  • Ortho-K has been shown to reduce the progression of myopia in young patients.
  • For patients considering laser vision correction but concerned about the overall cost, risk of surgery and potential for incomplete correction or post-surgical dry eyes, Ortho-K may be a better alternative, as well as being completely reversible.
  • Lenses can last for up to 1-2 years if they are looked after and the eyes are stable, meaning costs are lower over time.
  • Some patients with low prescriptions may only need to wear their lenses every second night!
  • Risk of infection has shown to be very low – no higher than soft lenses worn overnight.

Disadvantages:

  • As the treatment starts to take effect there can be days where vision is not perfect. This generally only causes issues over the first week. In most patients, approximately half of the change of prescription occurs after the first night!
  • Comfort of the lenses can take some getting used to – though as they are only worn during sleep they are generally well tolerated.
  • Some patients find that the vision in the evenings can result in halos forming around lights as the pupil enlarges in the dark. This generally improves with time and if the effect is highly bothersome your optometrist can prescribe drops to improve this when required.
  • If lenses are lost or broken, replacements can be costly (your optometrist will recommend you have a spare pair of lenses which can be purchased at 50% of the normal cost within 18 months).

Costs

The costs of being fitted into contact lenses varies depending on the type of lens used and the complexity of the fitting process. Careful fitting of all contact lenses is required to offer the clearest and most comfortable vision without compromising the health of the eye.
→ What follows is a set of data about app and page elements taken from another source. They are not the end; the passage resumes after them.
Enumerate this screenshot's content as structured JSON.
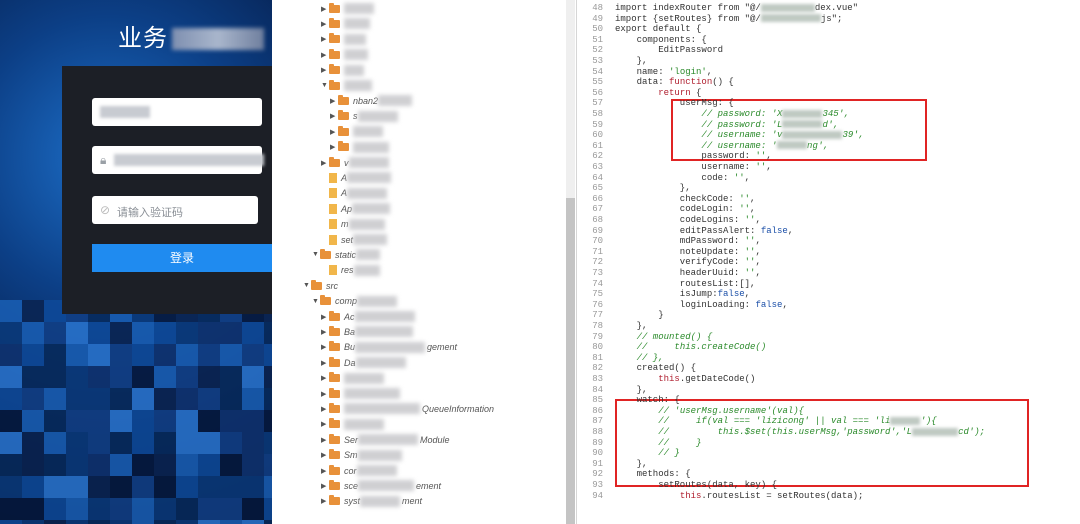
{
  "login": {
    "title": "业务",
    "captcha_placeholder": "请输入验证码",
    "login_button": "登录",
    "icons": [
      "user-icon",
      "lock-icon",
      "shield-icon"
    ]
  },
  "tree": {
    "rows": [
      {
        "indent": 3,
        "arrow": "▶",
        "type": "folder",
        "label": "",
        "blur": 30
      },
      {
        "indent": 3,
        "arrow": "▶",
        "type": "folder",
        "label": "",
        "blur": 26
      },
      {
        "indent": 3,
        "arrow": "▶",
        "type": "folder",
        "label": "",
        "blur": 22
      },
      {
        "indent": 3,
        "arrow": "▶",
        "type": "folder",
        "label": "",
        "blur": 24
      },
      {
        "indent": 3,
        "arrow": "▶",
        "type": "folder",
        "label": "",
        "blur": 20
      },
      {
        "indent": 3,
        "arrow": "▼",
        "type": "folder",
        "label": "",
        "blur": 28
      },
      {
        "indent": 4,
        "arrow": "▶",
        "type": "folder",
        "label": "nban2",
        "blur": 34
      },
      {
        "indent": 4,
        "arrow": "▶",
        "type": "folder",
        "label": "s",
        "blur": 40
      },
      {
        "indent": 4,
        "arrow": "▶",
        "type": "folder",
        "label": "",
        "blur": 30
      },
      {
        "indent": 4,
        "arrow": "▶",
        "type": "folder",
        "label": "",
        "blur": 36
      },
      {
        "indent": 3,
        "arrow": "▶",
        "type": "folder",
        "label": "v",
        "blur": 40
      },
      {
        "indent": 3,
        "arrow": "",
        "type": "file",
        "label": "A",
        "blur": 44
      },
      {
        "indent": 3,
        "arrow": "",
        "type": "file",
        "label": "A",
        "blur": 40
      },
      {
        "indent": 3,
        "arrow": "",
        "type": "file",
        "label": "Ap",
        "blur": 38
      },
      {
        "indent": 3,
        "arrow": "",
        "type": "file",
        "label": "m",
        "blur": 36
      },
      {
        "indent": 3,
        "arrow": "",
        "type": "file",
        "label": "set",
        "blur": 34
      },
      {
        "indent": 2,
        "arrow": "▼",
        "type": "folder",
        "label": "static",
        "blur": 24
      },
      {
        "indent": 3,
        "arrow": "",
        "type": "file",
        "label": "res",
        "blur": 26
      },
      {
        "indent": 1,
        "arrow": "▼",
        "type": "folder",
        "label": "src",
        "blur": 0
      },
      {
        "indent": 2,
        "arrow": "▼",
        "type": "folder",
        "label": "comp",
        "blur": 40
      },
      {
        "indent": 3,
        "arrow": "▶",
        "type": "folder",
        "label": "Ac",
        "blur": 60
      },
      {
        "indent": 3,
        "arrow": "▶",
        "type": "folder",
        "label": "Ba",
        "blur": 58
      },
      {
        "indent": 3,
        "arrow": "▶",
        "type": "folder",
        "label": "Bu",
        "blur": 70,
        "suffix": "gement"
      },
      {
        "indent": 3,
        "arrow": "▶",
        "type": "folder",
        "label": "Da",
        "blur": 50
      },
      {
        "indent": 3,
        "arrow": "▶",
        "type": "folder",
        "label": "",
        "blur": 40
      },
      {
        "indent": 3,
        "arrow": "▶",
        "type": "folder",
        "label": "",
        "blur": 56
      },
      {
        "indent": 3,
        "arrow": "▶",
        "type": "folder",
        "label": "",
        "blur": 76,
        "suffix": "QueueInformation"
      },
      {
        "indent": 3,
        "arrow": "▶",
        "type": "folder",
        "label": "",
        "blur": 40
      },
      {
        "indent": 3,
        "arrow": "▶",
        "type": "folder",
        "label": "Ser",
        "blur": 60,
        "suffix": "Module"
      },
      {
        "indent": 3,
        "arrow": "▶",
        "type": "folder",
        "label": "Sm",
        "blur": 44
      },
      {
        "indent": 3,
        "arrow": "▶",
        "type": "folder",
        "label": "cor",
        "blur": 40
      },
      {
        "indent": 3,
        "arrow": "▶",
        "type": "folder",
        "label": "sce",
        "blur": 56,
        "suffix": "ement"
      },
      {
        "indent": 3,
        "arrow": "▶",
        "type": "folder",
        "label": "syst",
        "blur": 40,
        "suffix": "ment"
      }
    ]
  },
  "code": {
    "lines": [
      {
        "n": "48",
        "html": "import indexRouter from \"@/<B54>dex.vue\""
      },
      {
        "n": "49",
        "html": "import {setRoutes} from \"@/<B60>js\";"
      },
      {
        "n": "50",
        "html": "export default {"
      },
      {
        "n": "51",
        "html": "    components: {"
      },
      {
        "n": "52",
        "html": "        EditPassword"
      },
      {
        "n": "53",
        "html": "    },"
      },
      {
        "n": "54",
        "html": "    name: <s>'login'</s>,"
      },
      {
        "n": "55",
        "html": "    data: <k>function</k>() {"
      },
      {
        "n": "56",
        "html": "        <k>return</k> {"
      },
      {
        "n": "57",
        "html": "            userMsg: {"
      },
      {
        "n": "58",
        "html": "                <c>// password: 'X</c><B40><c>345',</c>"
      },
      {
        "n": "59",
        "html": "                <c>// password: 'L</c><B40><c>d',</c>"
      },
      {
        "n": "60",
        "html": "                <c>// username: 'v</c><B60><c>39',</c>"
      },
      {
        "n": "61",
        "html": "                <c>// username: '</c><B30><c>ng',</c>"
      },
      {
        "n": "62",
        "html": "                password: <s>''</s>,"
      },
      {
        "n": "63",
        "html": "                username: <s>''</s>,"
      },
      {
        "n": "64",
        "html": "                code: <s>''</s>,"
      },
      {
        "n": "65",
        "html": "            },"
      },
      {
        "n": "66",
        "html": "            checkCode: <s>''</s>,"
      },
      {
        "n": "67",
        "html": "            codeLogin: <s>''</s>,"
      },
      {
        "n": "68",
        "html": "            codeLogins: <s>''</s>,"
      },
      {
        "n": "69",
        "html": "            editPassAlert: <n>false</n>,"
      },
      {
        "n": "70",
        "html": "            mdPassword: <s>''</s>,"
      },
      {
        "n": "71",
        "html": "            noteUpdate: <s>''</s>,"
      },
      {
        "n": "72",
        "html": "            verifyCode: <s>''</s>,"
      },
      {
        "n": "73",
        "html": "            headerUuid: <s>''</s>,"
      },
      {
        "n": "74",
        "html": "            routesList:[],"
      },
      {
        "n": "75",
        "html": "            isJump:<n>false</n>,"
      },
      {
        "n": "76",
        "html": "            loginLoading: <n>false</n>,"
      },
      {
        "n": "77",
        "html": "        }"
      },
      {
        "n": "78",
        "html": "    },"
      },
      {
        "n": "79",
        "html": "    <c>// mounted() {</c>"
      },
      {
        "n": "80",
        "html": "    <c>//     this.createCode()</c>"
      },
      {
        "n": "81",
        "html": "    <c>// },</c>"
      },
      {
        "n": "82",
        "html": "    created() {"
      },
      {
        "n": "83",
        "html": "        <k>this</k>.getDateCode()"
      },
      {
        "n": "84",
        "html": "    },"
      },
      {
        "n": "85",
        "html": "    watch: {"
      },
      {
        "n": "86",
        "html": "        <c>// 'userMsg.username'(val){</c>"
      },
      {
        "n": "87",
        "html": "        <c>//     if(val === 'lizicong' || val === 'li</c><B30><c>'){</c>"
      },
      {
        "n": "88",
        "html": "        <c>//         this.$set(this.userMsg,'password','L</c><B46><c>cd');</c>"
      },
      {
        "n": "89",
        "html": "        <c>//     }</c>"
      },
      {
        "n": "90",
        "html": "        <c>// }</c>"
      },
      {
        "n": "91",
        "html": "    },"
      },
      {
        "n": "92",
        "html": "    methods: {"
      },
      {
        "n": "93",
        "html": "        setRoutes(data, key) {"
      },
      {
        "n": "94",
        "html": "            <k>this</k>.routesList = setRoutes(data);"
      }
    ]
  },
  "colors": {
    "highlight_box": "#e02424",
    "login_button": "#1f8bf0",
    "folder": "#e8913a"
  }
}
In most cases patients with high prescriptions, different prescriptions between the eyes or irregular prescriptions (eg keratoconus) may have the majority of the costs of their contact lens fitting consultations covered by Medicare. In patients that do not meet this criteria there is a fitting charge of $150 for standard cases and refits, and $180 for complex cases. This includes the appointments to teach you how to use the lenses, aftercare appointments to ensure the lenses are fitting well over time, and any trial lens required to get the fit correct.

In most contact lens fits we use technology such as corneal topography and OCT scans to perfect the fit of our lenses. Medicare does not provide benefits for these additional tests and the use of this equipment will carry a small additional charge (Students, children and Pension/Health Care Card holders get 50% off).

If you have a corneal disease such as keratoconus you may be best to take advantage of Innovative Eye Care's Platinum Rigid Lens Fitting Plan. This program sets a new benchmark for contact lens fitting in Australia. This plan includes the cost of any lenses and all consultation time, technology fees and solutions/drops required for a 12 month period. The goal of this comprehensive fitting programme is to fit your eyes with the best rigid lens design possible so that they can be worn all day with good comfort, excellent vision, good stability and healthy eyes. Please click here (http://innovativeeyecare.com.au/what-we-do/platinum-custom-contact-lens-fitting-plan) for more information about this Platinum Plan.

Daily replacement soft lenses tend to be priced at just over $100 for a 3 month supply per eye. A monthly replacement soft lens is about 2/3rd of this cost for the same 3 month period per eye, but does require cleaning solutions, is less convenient and carries a higher risk of infection than a daily replacement lens. More complex soft lenses types like toric lenses to correct astigmatism, or multifocal lenses for patients with presbyopia will be more expensive than a standard lens.

Rigid lenses (including orthokeratology lenses) cost $350-$450 each depending on the complexity of the design. Scleral lenses are more difficult to manufacure and cost $600 each. Don't forget these lenses last on average 1-2 years. Back up lenses of identical parameters can be ordered at half price within 12 months of the original order.

Please feel free to contact our team for more details about the costs of different contact lenses.